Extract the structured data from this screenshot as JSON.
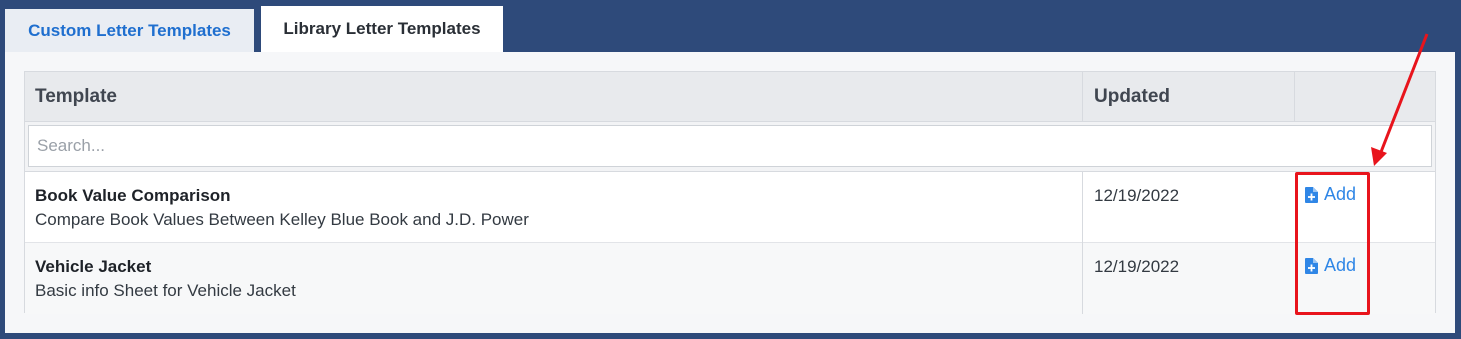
{
  "tabs": [
    {
      "label": "Custom Letter Templates",
      "active": false
    },
    {
      "label": "Library Letter Templates",
      "active": true
    }
  ],
  "table": {
    "columns": [
      "Template",
      "Updated",
      ""
    ],
    "search_placeholder": "Search...",
    "rows": [
      {
        "name": "Book Value Comparison",
        "description": "Compare Book Values Between Kelley Blue Book and J.D. Power",
        "updated": "12/19/2022",
        "action": "Add"
      },
      {
        "name": "Vehicle Jacket",
        "description": "Basic info Sheet for Vehicle Jacket",
        "updated": "12/19/2022",
        "action": "Add"
      }
    ]
  },
  "annotation": {
    "color": "#e8141c"
  },
  "colors": {
    "background": "#2e4a7a",
    "link": "#2f86e6",
    "active_tab_text": "#1f6fcf"
  }
}
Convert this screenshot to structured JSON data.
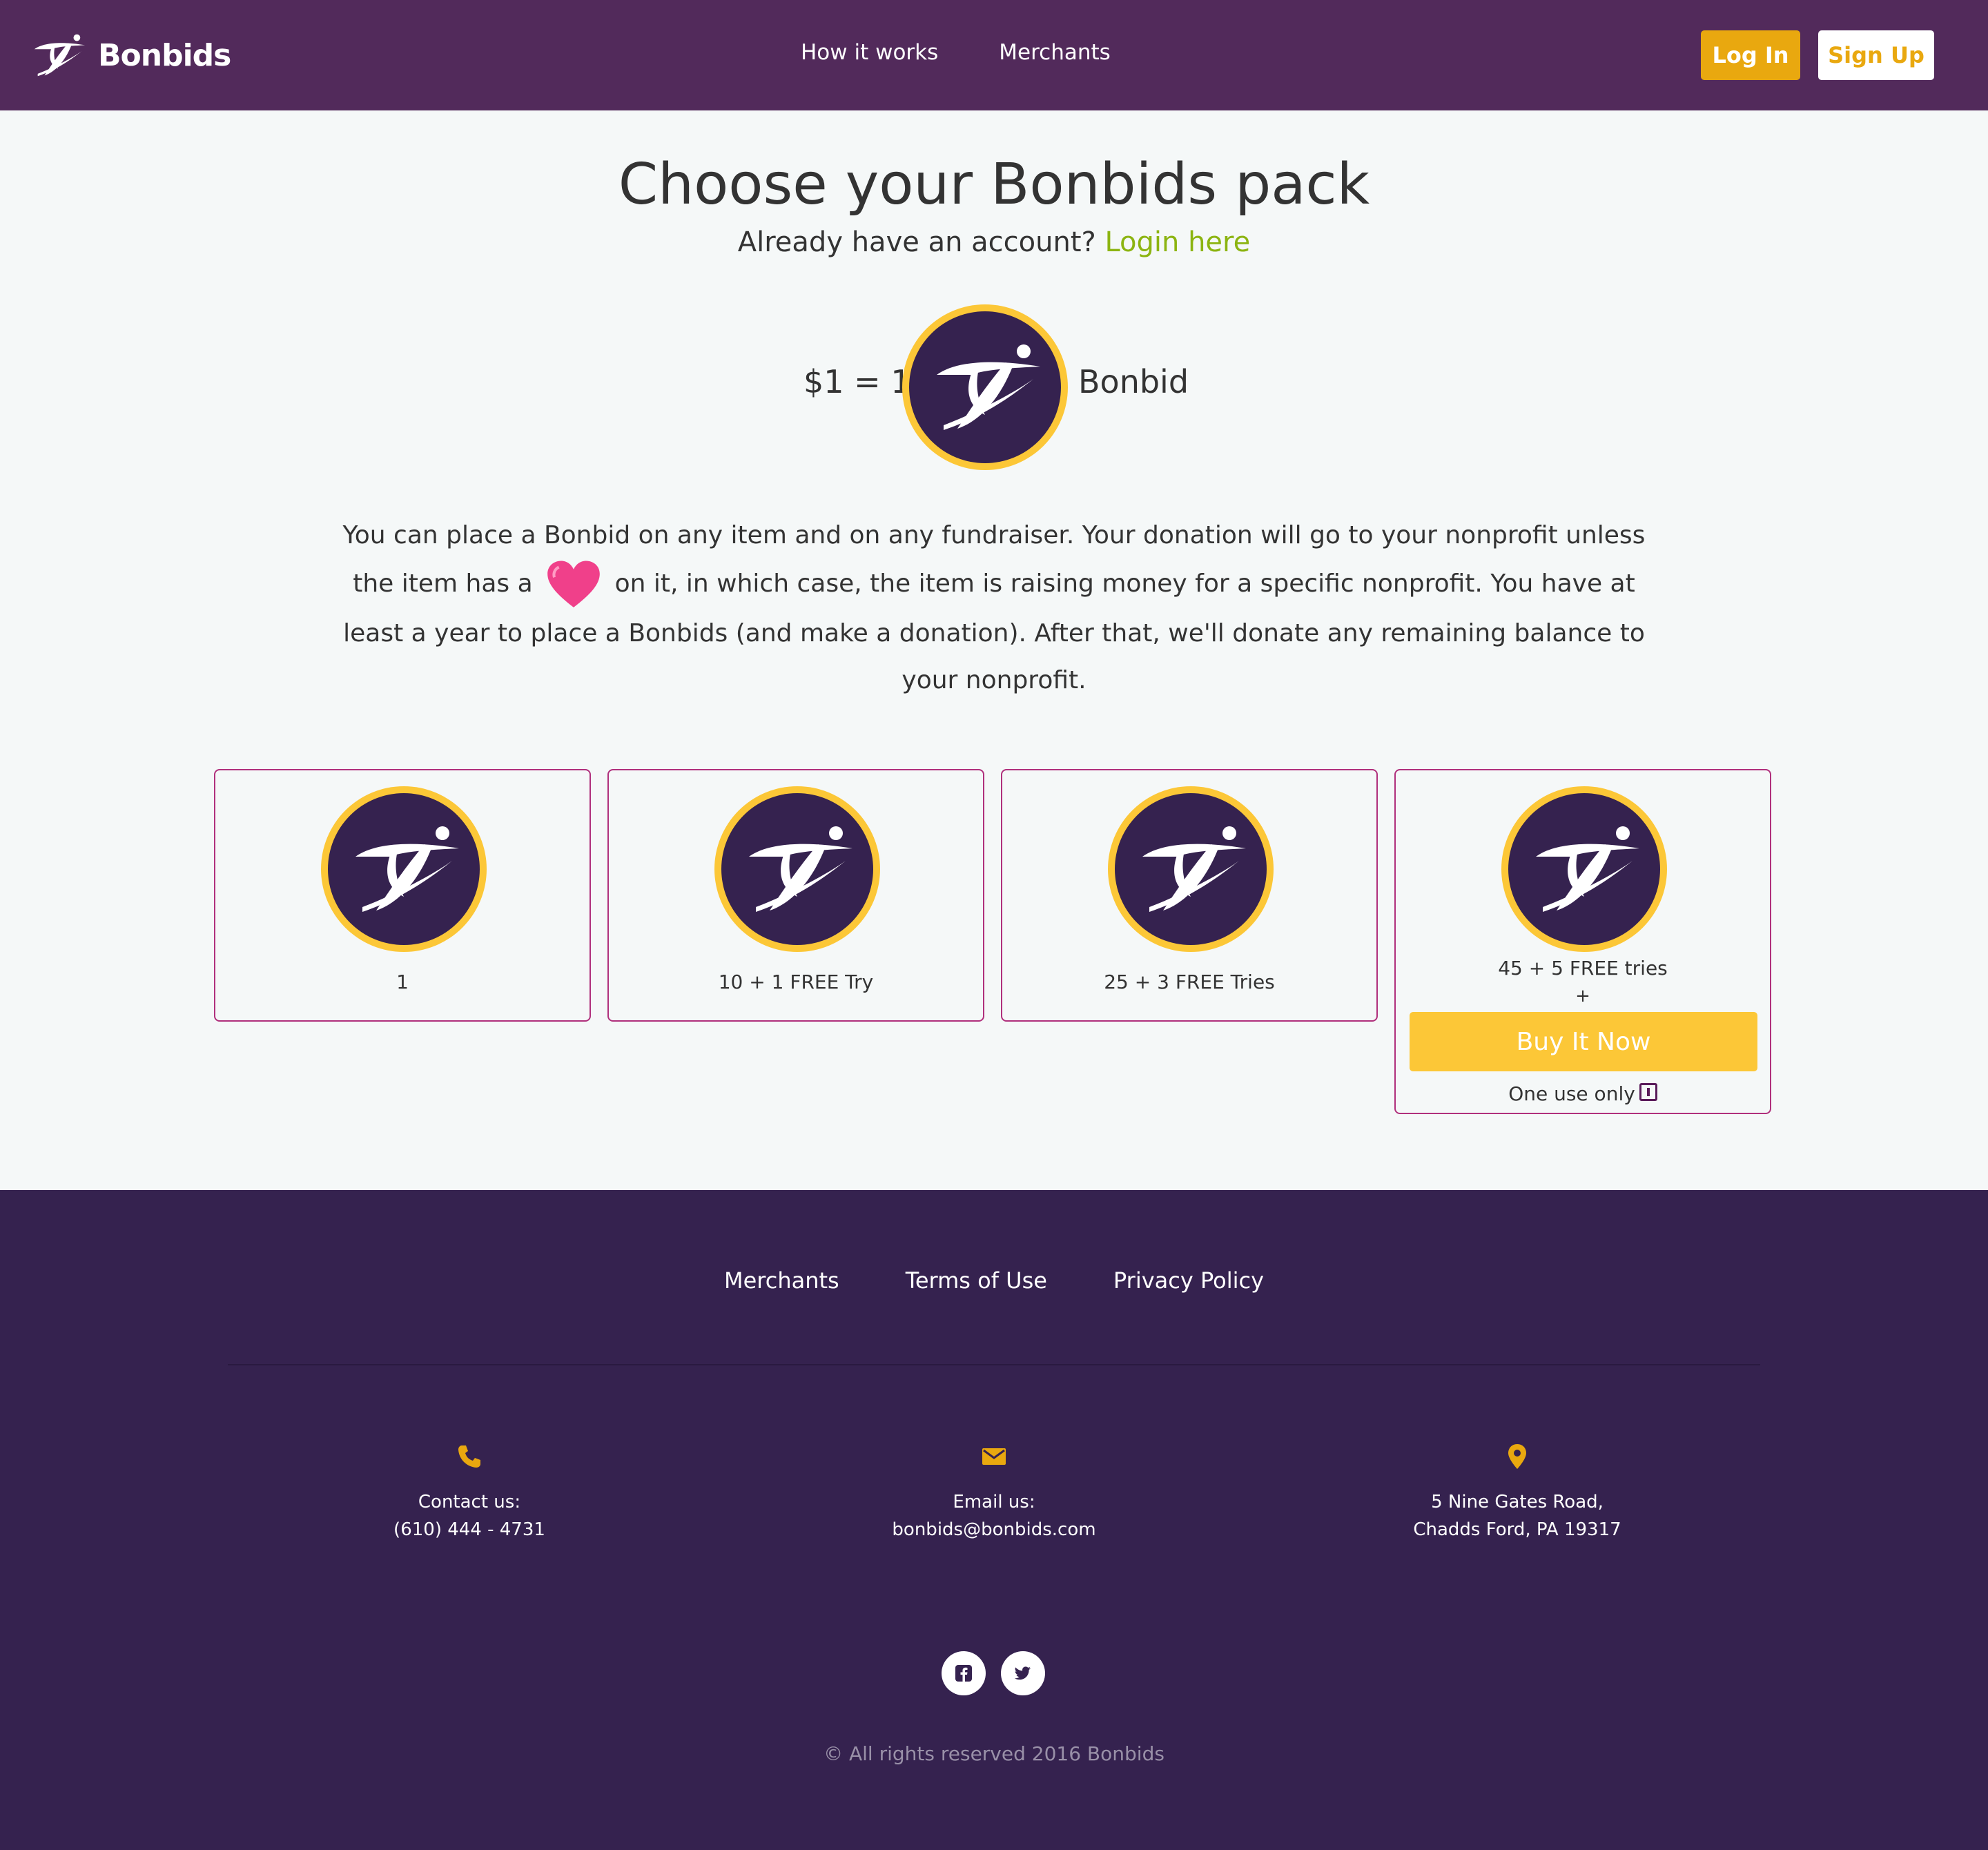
{
  "header": {
    "brand": "Bonbids",
    "nav": [
      "How it works",
      "Merchants"
    ],
    "login_label": "Log In",
    "signup_label": "Sign Up"
  },
  "main": {
    "title": "Choose your Bonbids pack",
    "subtitle_prefix": "Already have an account? ",
    "subtitle_link": "Login here",
    "rate_left": "$1 = 1",
    "rate_right": "Bonbid",
    "description_part1": "You can place a Bonbid on any item and on any fundraiser. Your donation will go to your nonprofit unless the item has a",
    "description_part2": "on it, in which case, the item is raising money for a specific nonprofit. You have at least a year to place a Bonbids (and make a donation). After that, we'll donate any remaining balance to your nonprofit.",
    "packs": [
      {
        "label": "1"
      },
      {
        "label": "10 + 1 FREE Try"
      },
      {
        "label": "25 + 3 FREE Tries"
      },
      {
        "label": "45 + 5 FREE tries",
        "plus": "+",
        "buy_label": "Buy It Now",
        "note": "One use only"
      }
    ]
  },
  "footer": {
    "links": [
      "Merchants",
      "Terms of Use",
      "Privacy Policy"
    ],
    "contact": {
      "label": "Contact us:",
      "value": "(610) 444 - 4731",
      "icon": "phone-icon"
    },
    "email": {
      "label": "Email us:",
      "value": "bonbids@bonbids.com",
      "icon": "mail-icon"
    },
    "address": {
      "line1": "5 Nine Gates Road,",
      "line2": "Chadds Ford, PA 19317",
      "icon": "location-pin-icon"
    },
    "social": [
      "facebook-icon",
      "twitter-icon"
    ],
    "copyright": "© All rights reserved 2016 Bonbids"
  },
  "colors": {
    "header_bg": "#522a5b",
    "footer_bg": "#35224f",
    "accent_gold": "#e9a80f",
    "buy_button": "#fcc737",
    "link_green": "#8cb411",
    "pack_border": "#b0307c",
    "coin_bg": "#35224f",
    "coin_ring": "#fcc737"
  }
}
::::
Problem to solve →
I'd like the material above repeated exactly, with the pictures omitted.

Exercise result →
Extract the structured data from this screenshot as JSON.
{
  "tabs": [
    {
      "label": "Custom Letter Templates",
      "active": false
    },
    {
      "label": "Library Letter Templates",
      "active": true
    }
  ],
  "table": {
    "columns": [
      "Template",
      "Updated",
      ""
    ],
    "search_placeholder": "Search...",
    "rows": [
      {
        "name": "Book Value Comparison",
        "description": "Compare Book Values Between Kelley Blue Book and J.D. Power",
        "updated": "12/19/2022",
        "action": "Add"
      },
      {
        "name": "Vehicle Jacket",
        "description": "Basic info Sheet for Vehicle Jacket",
        "updated": "12/19/2022",
        "action": "Add"
      }
    ]
  },
  "annotation": {
    "color": "#e8141c"
  },
  "colors": {
    "background": "#2e4a7a",
    "link": "#2f86e6",
    "active_tab_text": "#1f6fcf"
  }
}
Convert this screenshot to structured JSON data.
{
  "header": {
    "brand": "Bonbids",
    "nav": [
      "How it works",
      "Merchants"
    ],
    "login_label": "Log In",
    "signup_label": "Sign Up"
  },
  "main": {
    "title": "Choose your Bonbids pack",
    "subtitle_prefix": "Already have an account? ",
    "subtitle_link": "Login here",
    "rate_left": "$1 = 1",
    "rate_right": "Bonbid",
    "description_part1": "You can place a Bonbid on any item and on any fundraiser. Your donation will go to your nonprofit unless the item has a",
    "description_part2": "on it, in which case, the item is raising money for a specific nonprofit. You have at least a year to place a Bonbids (and make a donation). After that, we'll donate any remaining balance to your nonprofit.",
    "packs": [
      {
        "label": "1"
      },
      {
        "label": "10 + 1 FREE Try"
      },
      {
        "label": "25 + 3 FREE Tries"
      },
      {
        "label": "45 + 5 FREE tries",
        "plus": "+",
        "buy_label": "Buy It Now",
        "note": "One use only"
      }
    ]
  },
  "footer": {
    "links": [
      "Merchants",
      "Terms of Use",
      "Privacy Policy"
    ],
    "contact": {
      "label": "Contact us:",
      "value": "(610) 444 - 4731",
      "icon": "phone-icon"
    },
    "email": {
      "label": "Email us:",
      "value": "bonbids@bonbids.com",
      "icon": "mail-icon"
    },
    "address": {
      "line1": "5 Nine Gates Road,",
      "line2": "Chadds Ford, PA 19317",
      "icon": "location-pin-icon"
    },
    "social": [
      "facebook-icon",
      "twitter-icon"
    ],
    "copyright": "© All rights reserved 2016 Bonbids"
  },
  "colors": {
    "header_bg": "#522a5b",
    "footer_bg": "#35224f",
    "accent_gold": "#e9a80f",
    "buy_button": "#fcc737",
    "link_green": "#8cb411",
    "pack_border": "#b0307c",
    "coin_bg": "#35224f",
    "coin_ring": "#fcc737"
  }
}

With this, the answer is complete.